**WHAT IS REQUIRED:**
For the records below, work out the number of lines holding "Jessica" and reply with only that.

↓

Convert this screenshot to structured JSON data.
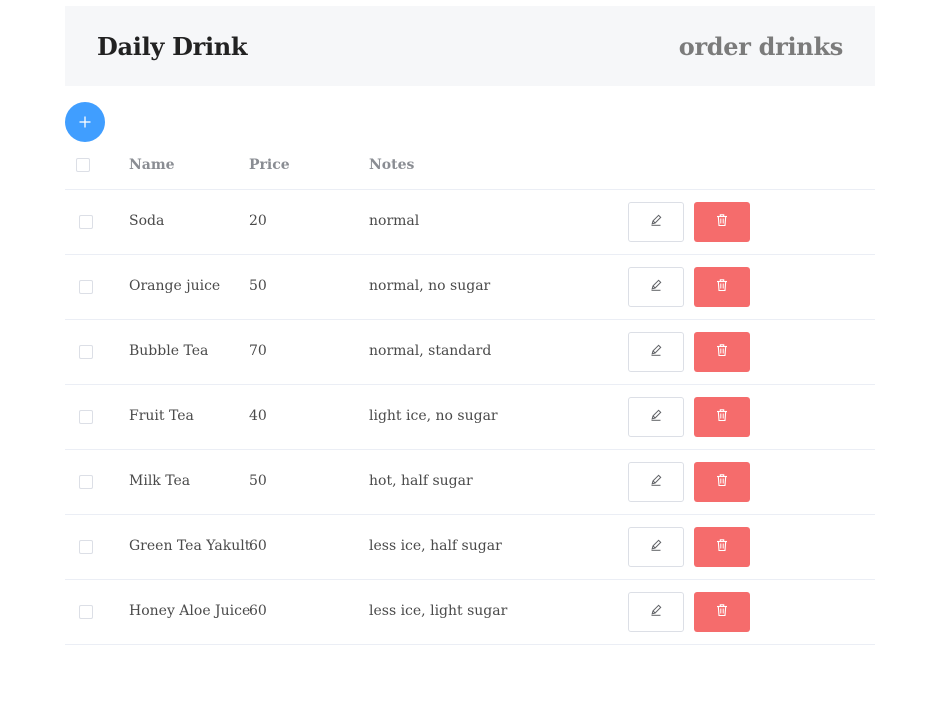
{
  "header": {
    "brand": "Daily Drink",
    "nav_link": "order drinks"
  },
  "add_button": {
    "icon": "plus-icon",
    "color": "#409eff"
  },
  "table": {
    "columns": [
      "Name",
      "Price",
      "Notes"
    ],
    "rows": [
      {
        "name": "Soda",
        "price": "20",
        "notes": "normal"
      },
      {
        "name": "Orange juice",
        "price": "50",
        "notes": "normal, no sugar"
      },
      {
        "name": "Bubble Tea",
        "price": "70",
        "notes": "normal, standard"
      },
      {
        "name": "Fruit Tea",
        "price": "40",
        "notes": "light ice, no sugar"
      },
      {
        "name": "Milk Tea",
        "price": "50",
        "notes": "hot, half sugar"
      },
      {
        "name": "Green Tea Yakult",
        "price": "60",
        "notes": "less ice, half sugar"
      },
      {
        "name": "Honey Aloe Juice",
        "price": "60",
        "notes": "less ice, light sugar"
      }
    ],
    "row_actions": {
      "edit_icon": "pencil-icon",
      "delete_icon": "trash-icon",
      "delete_color": "#f56c6c"
    }
  }
}
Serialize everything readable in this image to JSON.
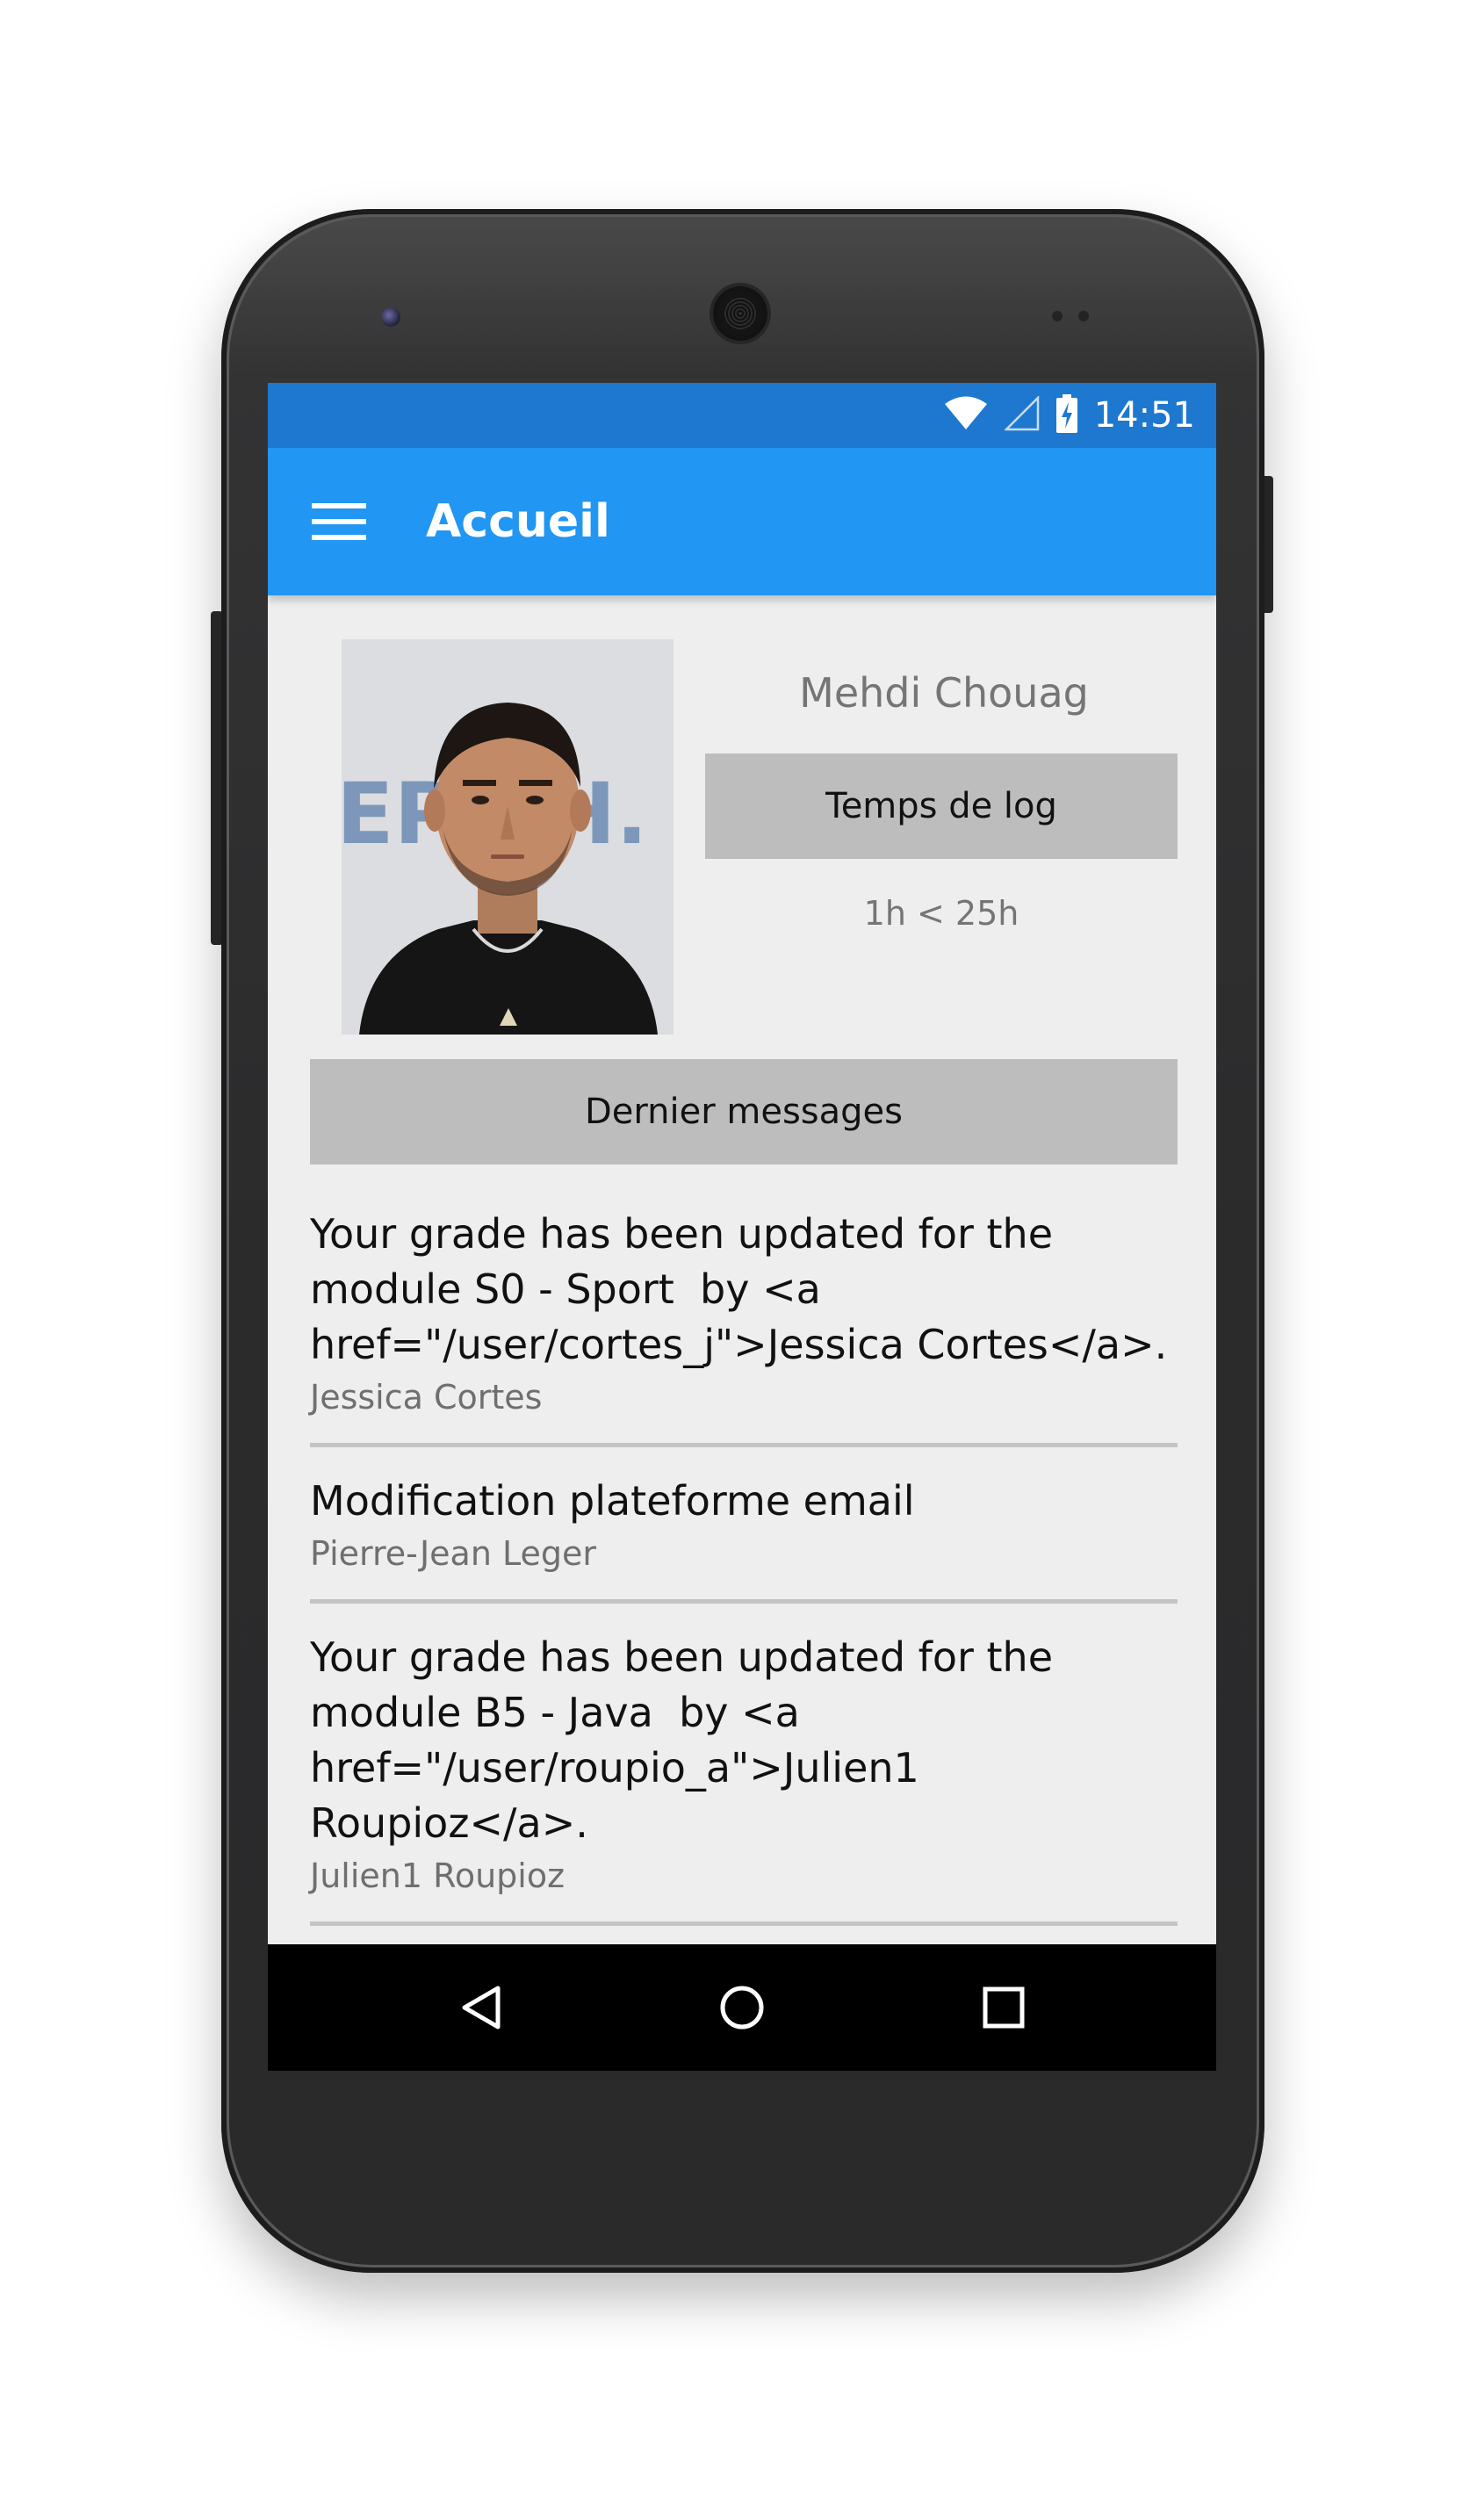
{
  "status_bar": {
    "time": "14:51",
    "icons": [
      "wifi-icon",
      "signal-icon",
      "battery-charging-icon"
    ]
  },
  "app_bar": {
    "title": "Accueil",
    "menu_icon": "menu-icon"
  },
  "profile": {
    "name": "Mehdi Chouag",
    "log_button_label": "Temps de log",
    "log_value": "1h < 25h"
  },
  "messages_section": {
    "button_label": "Dernier messages",
    "items": [
      {
        "text": "Your grade has been updated for the module S0 - Sport  by <a href=\"/user/cortes_j\">Jessica Cortes</a>.",
        "author": "Jessica Cortes"
      },
      {
        "text": "Modification plateforme email",
        "author": "Pierre-Jean Leger"
      },
      {
        "text": "Your grade has been updated for the module B5 - Java  by <a href=\"/user/roupio_a\">Julien1 Roupioz</a>.",
        "author": "Julien1 Roupioz"
      }
    ]
  },
  "nav_bar": {
    "icons": [
      "back-icon",
      "home-icon",
      "recents-icon"
    ]
  },
  "colors": {
    "status_bar": "#1e78cf",
    "app_bar": "#2196f3",
    "screen_bg": "#eeeeee",
    "button_grey": "#bdbdbd",
    "divider": "#c4c4c4"
  }
}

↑

**EXERCISE RESPONSE:**
2